Vehicle Tax Code

I thank the Minister of State for taking this Adjournment matter which concerns the new declaration involving the taxation of a commercial vehicle. This issue has caused major unrest in my area. I have received numerous representations about it in my constituency offices in Drogheda and Ardee. People may have had their vehicles taxed for years without any problem, but difficulties have arisen over recent months. It is essential the Minister of State would clarify the issue. I have been in correspondence about the matter with Louth County Council and other authorities in the north east. They have sent me differing answers so there appears to be some confusion even within the local authorities involved. They say the new declaration applies when a person is taxing a vehicle under the goods rate for the first time. It will apply, therefore, when the vehicle is brand new or new to the person who is taxing it. This has not been the experience of a number of my constituents. That is why it is essential for the Minister of State to clarify the matter now.

Other factors are also involved, including whether an owner has his or her business registered with the Revenue Commissioners or whether the building is VAT registered, in which case there are thresholds on VAT registration.
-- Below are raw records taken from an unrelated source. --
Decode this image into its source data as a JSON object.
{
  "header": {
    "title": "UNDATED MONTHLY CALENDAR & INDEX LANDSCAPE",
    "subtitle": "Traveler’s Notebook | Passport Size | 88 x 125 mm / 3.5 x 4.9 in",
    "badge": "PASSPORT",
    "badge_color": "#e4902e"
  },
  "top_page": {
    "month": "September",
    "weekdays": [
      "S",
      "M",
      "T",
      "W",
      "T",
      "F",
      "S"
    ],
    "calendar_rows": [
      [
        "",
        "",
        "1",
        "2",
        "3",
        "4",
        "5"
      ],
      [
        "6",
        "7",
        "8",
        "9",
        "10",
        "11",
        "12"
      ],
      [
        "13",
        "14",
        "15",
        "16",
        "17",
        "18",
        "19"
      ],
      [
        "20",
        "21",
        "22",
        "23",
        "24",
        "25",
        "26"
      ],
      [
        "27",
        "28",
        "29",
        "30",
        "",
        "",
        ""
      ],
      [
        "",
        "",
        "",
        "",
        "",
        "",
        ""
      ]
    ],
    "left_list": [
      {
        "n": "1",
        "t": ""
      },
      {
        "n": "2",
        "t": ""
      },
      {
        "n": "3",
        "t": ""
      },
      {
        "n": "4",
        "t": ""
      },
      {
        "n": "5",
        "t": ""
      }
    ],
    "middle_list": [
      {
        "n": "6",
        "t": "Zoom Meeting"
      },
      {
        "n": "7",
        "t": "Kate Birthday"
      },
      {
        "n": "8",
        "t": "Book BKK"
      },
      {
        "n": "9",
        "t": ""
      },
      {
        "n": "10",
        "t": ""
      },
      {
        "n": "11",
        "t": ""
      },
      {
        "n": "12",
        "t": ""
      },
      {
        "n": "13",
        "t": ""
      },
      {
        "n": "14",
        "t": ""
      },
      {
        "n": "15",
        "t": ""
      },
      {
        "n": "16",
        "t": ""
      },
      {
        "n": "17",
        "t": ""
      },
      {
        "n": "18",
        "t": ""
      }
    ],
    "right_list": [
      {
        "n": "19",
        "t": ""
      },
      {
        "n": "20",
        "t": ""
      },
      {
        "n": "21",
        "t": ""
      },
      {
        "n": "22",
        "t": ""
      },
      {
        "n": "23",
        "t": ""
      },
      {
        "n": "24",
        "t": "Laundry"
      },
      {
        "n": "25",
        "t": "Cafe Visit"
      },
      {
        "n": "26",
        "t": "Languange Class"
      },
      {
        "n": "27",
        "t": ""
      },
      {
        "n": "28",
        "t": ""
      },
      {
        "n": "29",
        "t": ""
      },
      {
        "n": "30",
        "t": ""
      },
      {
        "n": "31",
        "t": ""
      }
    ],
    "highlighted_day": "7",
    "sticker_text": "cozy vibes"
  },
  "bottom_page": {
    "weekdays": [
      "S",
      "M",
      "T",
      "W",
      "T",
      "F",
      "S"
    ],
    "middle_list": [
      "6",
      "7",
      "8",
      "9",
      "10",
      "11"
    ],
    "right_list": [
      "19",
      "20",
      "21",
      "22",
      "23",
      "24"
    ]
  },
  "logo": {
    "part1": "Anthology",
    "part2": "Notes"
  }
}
It is important to clarify these issues for individuals who use their vehicles for work purposes, although they may also be used on an odd occasion for personal reasons. One example concerned a neighbour whose wife's car broke down. He was not legally permitted to use his van to pick up his wife and bring her home. We are now in quite a crazy situation. Other people may use a vehicle for work purposes but they are not self-employed and are therefore subject to other criteria. I will be interested to hear the Minister of State's reply. I thank him again for taking this Adjournment matter in the House.

I am taking this Adjournment matter on behalf of my colleague, the Minister the Environment, Heritage and Local Government, Deputy John Gormley. I thank Senator Carroll for raising this matter and hope I can provide the clarification he is seeking.

There is no requirement for the owner of a commercial vehicle to have a VAT number to pay road tax. The legal position is that to be taxed as a goods vehicle, a vehicle must be constructed or adapted for that purpose and used solely in the course of trade or business. Under section 2 of the Finance (Excise Duties) (Vehicles) Act 1952, if a vehicle is used in a condition or manner which would attract motor tax at a higher rate, tax then becomes payable at that rate. In other words, if a goods vehicle is not used solely in the course of trade or business, it must, like all other private vehicles, be taxed at the private rate of motor tax.

Under Article 3 of the Road Vehicles (Registration and Licensing) (Amendment) Regulations 1992, a licensing authority must be satisfied that it is authorised to issue the licence applied for and, accordingly, that it is the appropriate licence for the vehicle. It is thus open to a motor tax office to seek additional documentation to support an application for a goods vehicle licence. Such documentation may include a certificate of commercial insurance or evidence of registration for VAT purposes or, at the discretion of the licensing authority concerned, any other appropriate document. Provision of a VAT certificate would assist in satisfying a local authority that a goods vehicle licence is appropriate, but other documentation is also acceptable. It would not be expected that any person genuinely using a vehicle in the course of trade or business should have a difficulty supplying documentation to support a claim for what is, in effect, a concessionary rate of motor tax.

Form RF111A, goods declaration form, which may also be required by the licensing authority, has been in existence for a number of years and filling it in is not a new requirement. It constitutes the statement by the applicant that the vehicle is being used in the course of trade or business. This declaration should not need to be sought at every renewal once particulars of the vehicle have not changed, but it is normally sought at the time of first taxing as a goods vehicle and on change of ownership.

The legal provisions governing the taxation of goods vehicles have not changed. It has been brought to the attention of the Department of the Environment, Heritage and Local Government that high powered, high specification vehicles that would not normally fall into the goods vehicle category are being increasingly claimed as goods vehicles. In that regard, it is important that motor tax offices follow the requirements to ensure a vehicle is correctly taxed. If a concessionary rate of tax is being claimed in circumstances where it is not warranted, in effect other road users are being asked to make up the resulting loss of income. In the interest of fairness, all road users should pay the rate of motor tax appropriate to their vehicle and the use to which it is put in line with the relevant legal provisions.

The provision of a VAT certificate has been requested by some local authorities, which is where the confusion may have arisen. I wish to raise one other matter concerning the taxation of vehicles. Given the tough economic times, it might be wise to charge precisely one quarter of the annual road tax for a three-month tax disc, or half the annual rate for a six-month disc. At present, there is a reduction if one pays the annual road tax in a single payment. The alternative I am proposing would accommodate people in the current constrained financial circumstances. I thank the Minister of State for dealing with this matter in the House.

The Seanad adjourned at 6.25 p.m. until 10.30 a.m. on Wednesday, 10 November 2010.